Now, even though the prophets Jeremiah and Ezekiel quoted this proverb, they did not favor such a belief or perspective. In fact, in chapter 18 of his prophetic book, Ezekiel seeks to correct such a false impression. He states that you shall be judged on your own merits. Even if you have a legacy of virtue, if you commit iniquity, then you will be punished. Even if a history of wickedness has cast a dark pall on your life, if you correct that by doing what is right and just, then you shall be blessed. Change is possible.
Jesus himself picks up on that same theme and illustrates it in chapter 21 of the Gospel of Matthew through the use of a parable about two sons. Our Lord seems to be addressing the parable to the chief priests and the elders of his day. It appears the chief priests and elders of his day had been clinging to that notion that people normally did not or could not change. That especially was their impression of the type of people with whom Jesus had been associating. They resented the fact that the people who tended to hang around Jesus were tax collectors, prostitutes and others generally considered to be sinners.
So, to them, Jesus tells of the two sons. He speaks of one son who answered the question of whether he would go work in the vineyard with a resounding “no” — only to change his mind later and go to labor there. Jesus then speaks of a second son who initially answered the call to work affirmatively but who altered his stance and did not venture into the vineyard.

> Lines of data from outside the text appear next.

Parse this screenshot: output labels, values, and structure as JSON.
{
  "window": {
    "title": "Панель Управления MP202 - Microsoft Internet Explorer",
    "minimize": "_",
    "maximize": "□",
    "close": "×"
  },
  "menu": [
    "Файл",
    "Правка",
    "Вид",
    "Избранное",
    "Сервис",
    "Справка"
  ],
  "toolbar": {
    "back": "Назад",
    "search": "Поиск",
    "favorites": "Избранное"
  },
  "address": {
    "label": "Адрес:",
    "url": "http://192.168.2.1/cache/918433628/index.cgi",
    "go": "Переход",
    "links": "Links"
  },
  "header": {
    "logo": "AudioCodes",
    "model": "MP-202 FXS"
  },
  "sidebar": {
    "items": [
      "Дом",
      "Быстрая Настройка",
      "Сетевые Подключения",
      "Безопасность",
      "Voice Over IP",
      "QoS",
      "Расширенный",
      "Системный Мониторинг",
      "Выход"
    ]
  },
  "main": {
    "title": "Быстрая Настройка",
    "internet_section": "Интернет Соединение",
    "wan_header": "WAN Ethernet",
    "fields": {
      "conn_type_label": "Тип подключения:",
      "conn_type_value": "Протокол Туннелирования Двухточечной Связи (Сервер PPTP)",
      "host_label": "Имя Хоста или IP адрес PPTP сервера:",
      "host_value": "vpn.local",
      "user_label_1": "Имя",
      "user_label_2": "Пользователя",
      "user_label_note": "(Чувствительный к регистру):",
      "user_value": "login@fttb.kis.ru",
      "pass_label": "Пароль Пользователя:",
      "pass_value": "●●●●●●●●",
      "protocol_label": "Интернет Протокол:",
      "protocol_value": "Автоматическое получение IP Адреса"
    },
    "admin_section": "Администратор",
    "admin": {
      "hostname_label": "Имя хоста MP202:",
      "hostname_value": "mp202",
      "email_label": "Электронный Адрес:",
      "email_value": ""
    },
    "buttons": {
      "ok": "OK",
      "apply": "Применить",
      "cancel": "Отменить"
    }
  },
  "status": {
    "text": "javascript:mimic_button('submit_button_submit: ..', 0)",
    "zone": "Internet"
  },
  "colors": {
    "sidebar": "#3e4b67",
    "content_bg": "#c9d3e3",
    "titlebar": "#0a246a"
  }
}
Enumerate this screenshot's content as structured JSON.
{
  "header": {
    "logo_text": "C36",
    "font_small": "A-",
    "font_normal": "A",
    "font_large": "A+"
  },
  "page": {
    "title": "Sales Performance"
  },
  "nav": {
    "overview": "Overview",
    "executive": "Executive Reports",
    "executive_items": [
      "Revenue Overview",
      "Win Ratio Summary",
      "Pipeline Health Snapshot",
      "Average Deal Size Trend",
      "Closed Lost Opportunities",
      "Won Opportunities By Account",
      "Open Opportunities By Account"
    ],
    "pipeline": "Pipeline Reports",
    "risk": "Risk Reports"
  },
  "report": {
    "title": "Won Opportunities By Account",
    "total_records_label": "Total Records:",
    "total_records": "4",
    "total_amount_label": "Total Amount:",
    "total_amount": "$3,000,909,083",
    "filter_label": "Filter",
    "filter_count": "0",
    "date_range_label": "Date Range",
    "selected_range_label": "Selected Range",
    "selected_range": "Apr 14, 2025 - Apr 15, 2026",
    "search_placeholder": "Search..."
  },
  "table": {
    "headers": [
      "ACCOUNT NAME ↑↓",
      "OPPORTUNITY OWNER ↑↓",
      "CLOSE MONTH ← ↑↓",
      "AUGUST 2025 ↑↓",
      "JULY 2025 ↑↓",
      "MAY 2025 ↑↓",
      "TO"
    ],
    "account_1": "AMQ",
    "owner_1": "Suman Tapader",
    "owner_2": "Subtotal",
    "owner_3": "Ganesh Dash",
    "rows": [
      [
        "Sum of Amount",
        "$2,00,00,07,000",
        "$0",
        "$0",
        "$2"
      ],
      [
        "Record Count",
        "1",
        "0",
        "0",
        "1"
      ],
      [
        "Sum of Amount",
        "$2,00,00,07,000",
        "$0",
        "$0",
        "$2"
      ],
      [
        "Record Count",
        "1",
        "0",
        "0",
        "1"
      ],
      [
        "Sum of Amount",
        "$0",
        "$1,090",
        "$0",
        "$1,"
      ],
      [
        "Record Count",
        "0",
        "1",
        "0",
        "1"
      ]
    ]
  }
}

Jesus then sets up a trap to catch the chief priests and elders in their unholy intransigence. He challenges them to tell him which of the two sons was more virtuous. The response of the chief priests and elders in affirming the virtue of the first son is clearly evident, but it just as clearly condemns the self-righteousness and unrighteousness of their previously held opinion. The light of truth exposes the sinful inconsistency of the chief priests and elders who praise the change in the behavior of the first son in the parable but who shame the associates of Jesus — the tax collectors, prostitutes and other reputed sinners — and will not consider them capable of change.
How telling is the message of our Lord, not just for the chief priests and elders of yesteryear, but for us in our very modern times. His message stops us in our tracks and spills the light of truth on our own inconsistencies.

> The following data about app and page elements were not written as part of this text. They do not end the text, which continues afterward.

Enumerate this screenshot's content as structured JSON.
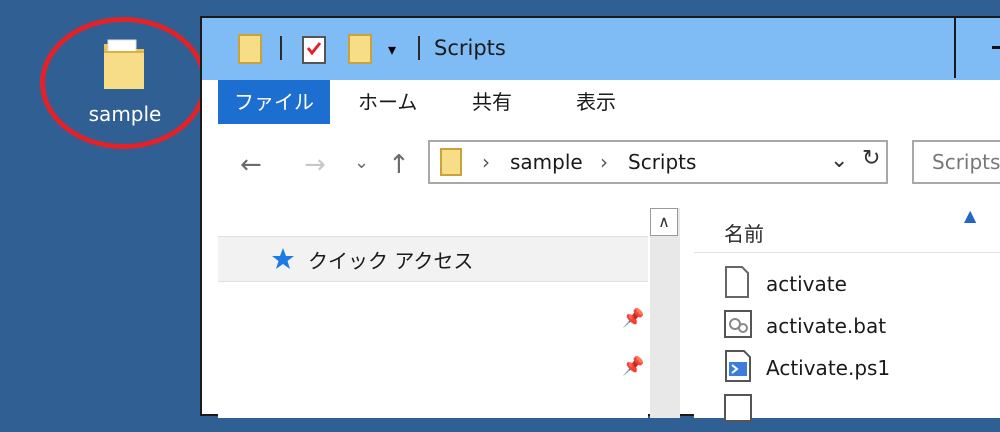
{
  "desktop": {
    "icon_label": "sample"
  },
  "window": {
    "title": "Scripts",
    "ribbon_tabs": [
      "ファイル",
      "ホーム",
      "共有",
      "表示"
    ]
  },
  "address": {
    "crumbs": [
      "sample",
      "Scripts"
    ],
    "search_placeholder": "Scripts"
  },
  "navpane": {
    "quick_access": "クイック アクセス"
  },
  "content": {
    "column_name": "名前",
    "files": [
      {
        "name": "activate",
        "icon": "blank-file-icon"
      },
      {
        "name": "activate.bat",
        "icon": "batch-file-icon"
      },
      {
        "name": "Activate.ps1",
        "icon": "powershell-file-icon"
      }
    ]
  }
}
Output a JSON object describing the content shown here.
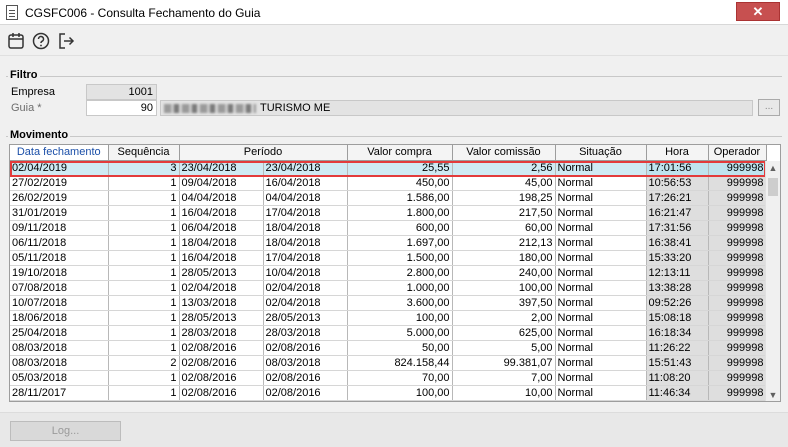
{
  "window": {
    "title": "CGSFC006 - Consulta Fechamento do Guia",
    "close_label": "✕"
  },
  "toolbar": {
    "icons": [
      "calendar-icon",
      "help-icon",
      "exit-icon"
    ]
  },
  "filtro": {
    "legend": "Filtro",
    "empresa_label": "Empresa",
    "empresa_value": "1001",
    "guia_label": "Guia *",
    "guia_value": "90",
    "guia_name": "TURISMO ME",
    "lookup_label": "..."
  },
  "movimento": {
    "legend": "Movimento",
    "columns": [
      "Data fechamento",
      "Sequência",
      "Período",
      "Valor compra",
      "Valor comissão",
      "Situação",
      "Hora",
      "Operador"
    ],
    "rows": [
      [
        "02/04/2019",
        "3",
        "23/04/2018",
        "23/04/2018",
        "25,55",
        "2,56",
        "Normal",
        "17:01:56",
        "999998"
      ],
      [
        "27/02/2019",
        "1",
        "09/04/2018",
        "16/04/2018",
        "450,00",
        "45,00",
        "Normal",
        "10:56:53",
        "999998"
      ],
      [
        "26/02/2019",
        "1",
        "04/04/2018",
        "04/04/2018",
        "1.586,00",
        "198,25",
        "Normal",
        "17:26:21",
        "999998"
      ],
      [
        "31/01/2019",
        "1",
        "16/04/2018",
        "17/04/2018",
        "1.800,00",
        "217,50",
        "Normal",
        "16:21:47",
        "999998"
      ],
      [
        "09/11/2018",
        "1",
        "06/04/2018",
        "18/04/2018",
        "600,00",
        "60,00",
        "Normal",
        "17:31:56",
        "999998"
      ],
      [
        "06/11/2018",
        "1",
        "18/04/2018",
        "18/04/2018",
        "1.697,00",
        "212,13",
        "Normal",
        "16:38:41",
        "999998"
      ],
      [
        "05/11/2018",
        "1",
        "16/04/2018",
        "17/04/2018",
        "1.500,00",
        "180,00",
        "Normal",
        "15:33:20",
        "999998"
      ],
      [
        "19/10/2018",
        "1",
        "28/05/2013",
        "10/04/2018",
        "2.800,00",
        "240,00",
        "Normal",
        "12:13:11",
        "999998"
      ],
      [
        "07/08/2018",
        "1",
        "02/04/2018",
        "02/04/2018",
        "1.000,00",
        "100,00",
        "Normal",
        "13:38:28",
        "999998"
      ],
      [
        "10/07/2018",
        "1",
        "13/03/2018",
        "02/04/2018",
        "3.600,00",
        "397,50",
        "Normal",
        "09:52:26",
        "999998"
      ],
      [
        "18/06/2018",
        "1",
        "28/05/2013",
        "28/05/2013",
        "100,00",
        "2,00",
        "Normal",
        "15:08:18",
        "999998"
      ],
      [
        "25/04/2018",
        "1",
        "28/03/2018",
        "28/03/2018",
        "5.000,00",
        "625,00",
        "Normal",
        "16:18:34",
        "999998"
      ],
      [
        "08/03/2018",
        "1",
        "02/08/2016",
        "02/08/2016",
        "50,00",
        "5,00",
        "Normal",
        "11:26:22",
        "999998"
      ],
      [
        "08/03/2018",
        "2",
        "02/08/2016",
        "08/03/2018",
        "824.158,44",
        "99.381,07",
        "Normal",
        "15:51:43",
        "999998"
      ],
      [
        "05/03/2018",
        "1",
        "02/08/2016",
        "02/08/2016",
        "70,00",
        "7,00",
        "Normal",
        "11:08:20",
        "999998"
      ],
      [
        "28/11/2017",
        "1",
        "02/08/2016",
        "02/08/2016",
        "100,00",
        "10,00",
        "Normal",
        "11:46:34",
        "999998"
      ]
    ]
  },
  "footer": {
    "log_label": "Log..."
  }
}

It compels us to ask: How swift are we to form opinions and how long do we hold them? Do we ever yield in judgment to further evidence? Do we acknowledge the possibility of change? Or, do we “put people in a box” and forever imprison them there? Do we make up our minds and never unmake them?
Now, I am not suggesting that we can never form opinions or make judgments. I am not proposing a relativism that suggests that all hard and firm decisions are prohibited. There is a rightful place for hard and firm decisions. Holding fast to the truth is indeed virtuous. Yet, one always should keep in mind that the truth really does not fear change when new evidence clarifies it, and truth is humble enough to embrace such change if it allows reality to shine more brightly.
The real issue at stake is not conviction. The real issue is a recalcitrance that is propped up by a combination of presumption and stubbornness. There is no place for that kind of laziness and arrogance in the Gospel.
Ultimately, then, first impressions definitely are important. They may even in some and perhaps numerous cases be lasting. But, please be cautious, because first impressions should never always and in every case be lasting ones.